Luckily, the JB Weld held!
RACE DAY – HEAT 1: Jason started dead last in his first heat on Sat. “The motor was running great!” he said. So great in fact, that by the end of only his second lap, Jason moved up to take the lead! Having missed practice the day before caused a little uncertainty and disorientation on the course. Jason drove his first 2 laps concentrating and focusing so hard on picking off cars, that once he got the lead, he didn’t know which way the course went. “It made it really funny” Jason hysterically recalled. Winning his heat race, Jason will start 3rd in the main.
RACE DAY – THE MAIN EVENT: Starting in third place, Scherer knew he only had to pass 2 guys to complete his goal for the day. And by lap 5 he was holding a commanding lead on a field that included the incredibly speed of Levi Shirley in second place. Unfortunately, with only 3 laps remaining, Jason’s car suddenly lost oil pressure, forcing him to pull off the track, much to the crowd’s chagrin. Levi Shirley would go on to get his first Ultra4 win that day. Later that day the team would discover that the oil pump belt system had failed. “It was a pretty big bummer, we spent a lot of time doing R and D (research & development) on a dry sump belt system. The problem with new parts is sometimes they fail.” Though not anticipated, Jason and his team are focused on finding a solution for the next race. “We’ll get that belt drive system figured out.” he says. “Bummer… but… we did everything we needed to do.”

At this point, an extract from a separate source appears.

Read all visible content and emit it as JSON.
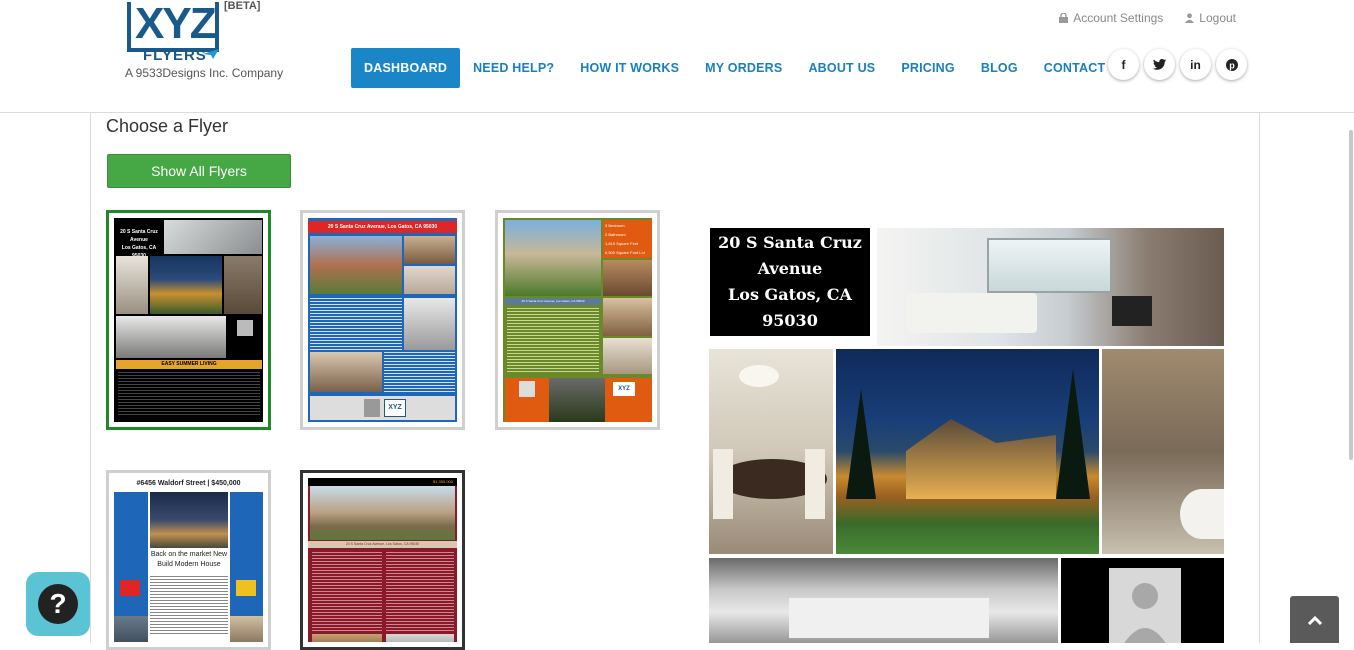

“We put together a good team, got back up to the front of the race, we lead the race, and we had the fastest lap time.” Even though Jason didn’t finish the race, he explains what makes these facts important – “It keeps a team motivated.” On Friday afternoon, the team couldn’t help but be discouraged. But with hard work they went from the back of the pack, to the front, had the fastest car, tried some new things and one of them failed. Jason stated, “No one put their heads down after that race. We all felt like… ‘hey, we ran a great race, our team is awesome,’ and they’re the best guys in the business you could ever ask for! The car is fast! The motivation is still there.” Jason obviously puts a lot of trust in his crew. “In this sport, we’re switching from a hobby to a professional level race team and its happening right in front of us!” Jason reminds us of his fellow Ultra4 drivers in his class who have chosen to race full time now, like Eric Miller, and Loren Healy. “Even when the cars get better, the competition has gotten stronger every step of the way. Winning the championship last year, we were burning the midnight oil, and at some point you kind of run out of that steam to do it unless you get more help.”
It appears Jason and his Rage 4th team have all the talent and tools needed for success… which in this case… you can never have too much of!
Next race for Rage 4th: Ultra4 Fallon 250 – September 1, 2017